The following points are made by Jaak Panksepp (Science 2005 308:5718):
1) Research suggests that the capacity for human laughter preceded the capacity for speech during evolution of the brain. Indeed, neural circuits for laughter exist in very ancient regions of the brain  and ancestral forms of play and laughter existed in other animals eons before we humans came along. Recent studies in rats, dogs, and chimps [2,3] are providing evidence that laughter and joy may not be uniquely human traits.
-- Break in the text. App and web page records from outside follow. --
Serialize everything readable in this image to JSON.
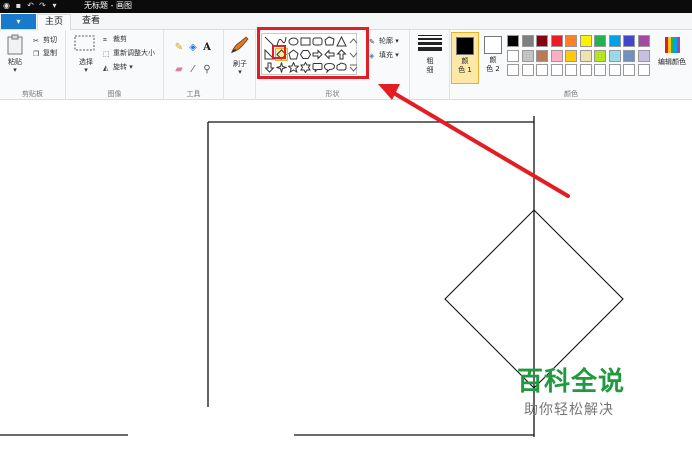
{
  "window": {
    "title": "无标题 - 画图"
  },
  "quick_access": {
    "icons": [
      "paint-app-icon",
      "save-icon",
      "undo-icon",
      "redo-icon",
      "dropdown-icon"
    ]
  },
  "tabs": {
    "file_label": "▾",
    "home_label": "主页",
    "view_label": "查看"
  },
  "clipboard": {
    "paste_label": "粘贴",
    "cut_label": "剪切",
    "copy_label": "复制",
    "group_label": "剪贴板"
  },
  "image": {
    "select_label": "选择",
    "crop_label": "裁剪",
    "resize_label": "重新调整大小",
    "rotate_label": "旋转",
    "group_label": "图像"
  },
  "tools": {
    "group_label": "工具",
    "text_tool": "A"
  },
  "brushes": {
    "label": "刷子"
  },
  "shapes": {
    "outline_label": "轮廓",
    "fill_label": "填充",
    "group_label": "形状",
    "selected": "diamond"
  },
  "size": {
    "label_line1": "粗",
    "label_line2": "细"
  },
  "colors": {
    "color1_line1": "颜",
    "color1_line2": "色 1",
    "color2_line1": "颜",
    "color2_line2": "色 2",
    "edit_label": "编辑颜色",
    "group_label": "颜色",
    "color1_value": "#000000",
    "color2_value": "#ffffff",
    "palette_row1": [
      "#000000",
      "#7f7f7f",
      "#880015",
      "#ed1c24",
      "#ff7f27",
      "#fff200",
      "#22b14c",
      "#00a2e8",
      "#3f48cc",
      "#a349a4"
    ],
    "palette_row2": [
      "#ffffff",
      "#c3c3c3",
      "#b97a57",
      "#ffaec9",
      "#ffc90e",
      "#efe4b0",
      "#b5e61d",
      "#99d9ea",
      "#7092be",
      "#c8bfe7"
    ],
    "palette_row3": [
      "#ffffff",
      "#ffffff",
      "#ffffff",
      "#ffffff",
      "#ffffff",
      "#ffffff",
      "#ffffff",
      "#ffffff",
      "#ffffff",
      "#ffffff"
    ],
    "accent_highlight": "#e21d23"
  },
  "watermark": {
    "title": "百科全说",
    "subtitle": "助你轻松解决",
    "color": "#1f9a3e"
  }
}
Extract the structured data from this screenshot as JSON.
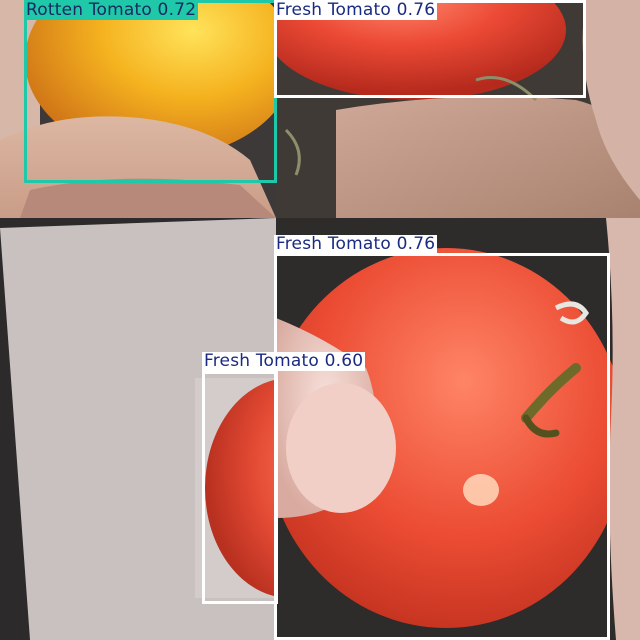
{
  "mosaic": {
    "tiles": [
      {
        "id": "tile-top-left",
        "description_icon": "yellow-tomato-in-hand"
      },
      {
        "id": "tile-top-right",
        "description_icon": "red-tomato-in-hand"
      },
      {
        "id": "tile-bottom-left",
        "description_icon": "tomato-on-gray-paper"
      },
      {
        "id": "tile-bottom-right",
        "description_icon": "red-tomato-closeup"
      }
    ]
  },
  "detections": [
    {
      "label": "Rotten Tomato 0.72",
      "class": "Rotten Tomato",
      "confidence": 0.72,
      "color": "#1ec8a8",
      "label_text_color": "#1a2a60"
    },
    {
      "label": "Fresh Tomato 0.76",
      "class": "Fresh Tomato",
      "confidence": 0.76,
      "color": "#ffffff",
      "label_text_color": "#1a2a80"
    },
    {
      "label": "Fresh Tomato 0.76",
      "class": "Fresh Tomato",
      "confidence": 0.76,
      "color": "#ffffff",
      "label_text_color": "#1a2a80"
    },
    {
      "label": "Fresh Tomato 0.60",
      "class": "Fresh Tomato",
      "confidence": 0.6,
      "color": "#ffffff",
      "label_text_color": "#1a2a80"
    }
  ]
}
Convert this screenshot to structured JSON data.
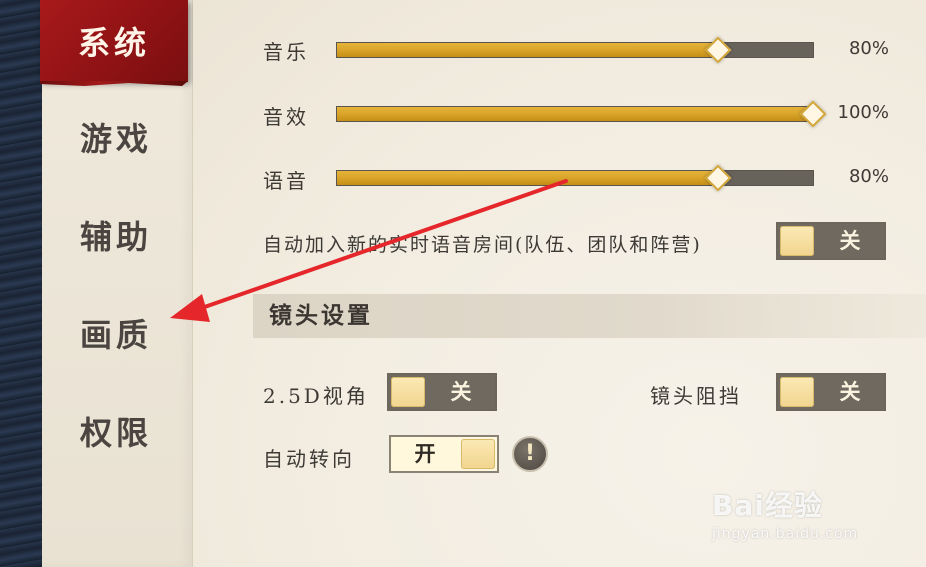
{
  "sidebar": {
    "tabs": [
      {
        "label": "系统",
        "active": true
      },
      {
        "label": "游戏",
        "active": false
      },
      {
        "label": "辅助",
        "active": false
      },
      {
        "label": "画质",
        "active": false
      },
      {
        "label": "权限",
        "active": false
      }
    ]
  },
  "audio": {
    "music": {
      "label": "音乐",
      "value": 0.8,
      "display": "80%"
    },
    "sfx": {
      "label": "音效",
      "value": 1.0,
      "display": "100%"
    },
    "voice": {
      "label": "语音",
      "value": 0.8,
      "display": "80%"
    }
  },
  "auto_join_voice": {
    "label": "自动加入新的实时语音房间(队伍、团队和阵营)",
    "state": "关"
  },
  "camera_section": {
    "title": "镜头设置"
  },
  "view_25d": {
    "label": "2.5D视角",
    "state": "关"
  },
  "camera_block": {
    "label": "镜头阻挡",
    "state": "关"
  },
  "auto_turn": {
    "label": "自动转向",
    "state": "开"
  },
  "info_button": {
    "glyph": "!"
  },
  "watermark": {
    "text": "Bai经验",
    "sub": "jingyan.baidu.com"
  },
  "colors": {
    "accent_red": "#a8191b",
    "slider_gold": "#d7a227",
    "annotation_arrow": "#e5272b"
  }
}
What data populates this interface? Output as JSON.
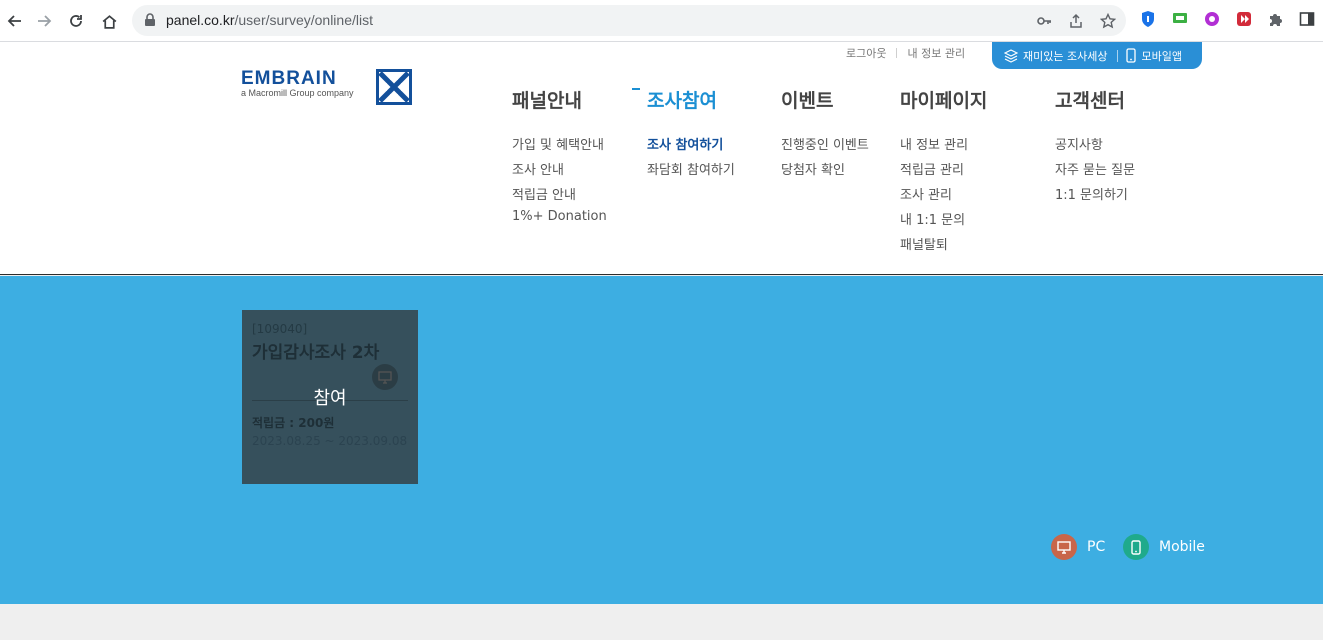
{
  "browser": {
    "url_host": "panel.co.kr",
    "url_path": "/user/survey/online/list"
  },
  "header": {
    "util": {
      "logout": "로그아웃",
      "my_info": "내 정보 관리",
      "fun_survey": "재미있는 조사세상",
      "mobile_app": "모바일앱"
    },
    "logo": {
      "word": "EMBRAIN",
      "sub": "a Macromill Group company"
    },
    "menu": [
      {
        "title": "패널안내",
        "items": [
          "가입 및 혜택안내",
          "조사 안내",
          "적립금 안내",
          "1%+ Donation"
        ]
      },
      {
        "title": "조사참여",
        "items": [
          "조사 참여하기",
          "좌담회 참여하기"
        ]
      },
      {
        "title": "이벤트",
        "items": [
          "진행중인 이벤트",
          "당첨자 확인"
        ]
      },
      {
        "title": "마이페이지",
        "items": [
          "내 정보 관리",
          "적립금 관리",
          "조사 관리",
          "내 1:1 문의",
          "패널탈퇴"
        ]
      },
      {
        "title": "고객센터",
        "items": [
          "공지사항",
          "자주 묻는 질문",
          "1:1 문의하기"
        ]
      }
    ]
  },
  "survey_card": {
    "id": "[109040]",
    "title": "가입감사조사 2차",
    "join_label": "참여",
    "reward": "적립금 : 200원",
    "period": "2023.08.25 ~ 2023.09.08"
  },
  "legend": {
    "pc": "PC",
    "mobile": "Mobile"
  },
  "colors": {
    "brand_blue": "#13509b",
    "accent_blue": "#2a8fd6",
    "content_bg": "#3daee2",
    "pc_icon": "#c8664a",
    "mobile_icon": "#1faa8c"
  }
}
2) The capacity to laugh emerges early in child development, and perhaps in mammalian brain-mind evolution as well. Indeed, young children, whose semantic sense of humor is marginal, laugh and shriek abundantly in the midst of their other rough-and-tumble activities. If one looks carefully, laughter is especially evident during chasing, with the chasee typically laughing more than the chaser. As every aspiring comedian knows, success is only achieved if receivers exhibit more laughter than transmitters. The same behavior patterns are evident in the “play panting” of young chimps as they mischievously chase, mouth, and tickle each other .
3) Laughter seems to hark back to the ancestral emotional recesses of our animalian past [3,4]. We know that many other mammals exhibit play sounds, including tickle-induced panting, which resembles human laughter [2,4,5], even though these utterances are not as loud and persistent as our sonographically complex human chuckles. However, it is the discovery of “laughing rats” that could offer a workable model with which to systemically analyze the neurobiological antecedents of human joy . When rats play, their rambunctious shenanigans are accompanied by a cacophony of 50-kHz chirps that reflect positive emotional feelings. Sonographic analysis suggests that some chirps, like human laughs, are more joyous than others.
4) Could sounds emitted by animals during play be an ancestral form of human laughter? If rats are tickled in a playful way, they readily emit these 50-kHz chirps . The tickled rats became socially bonded to the experimenters and were rapidly conditioned to seek tickles. They preferred spending time with other animals that chirped a lot rather than with those that did not . Indeed, chirping in rats could be provoked by neurochemically “tickling” dopamine reward circuits in the brain, which also light up during human mirth. Perhaps laughter will provide a new measure for analyzing natural reward/desire circuits in the brain, which are also activated during drug craving.
1. K. Poeck, in Handbook of Clinical Neurology, P. J. Vinken, G. W. Bruyn, Eds. (North Holland, Amsterdam, 1969), vol. 3
2. T. Matsusaka, Primates, 45, 221 (2004)
3. J. Panksepp, J. Burgdorf, Physiol. Behav. 79, 533 (2003)
4. G. M. Burghardt, The Genesis of Animal Play (MIT Press, Cambridge, MA, 2005)
5. R. R. Provine, Laughter (Viking, New York, 2000)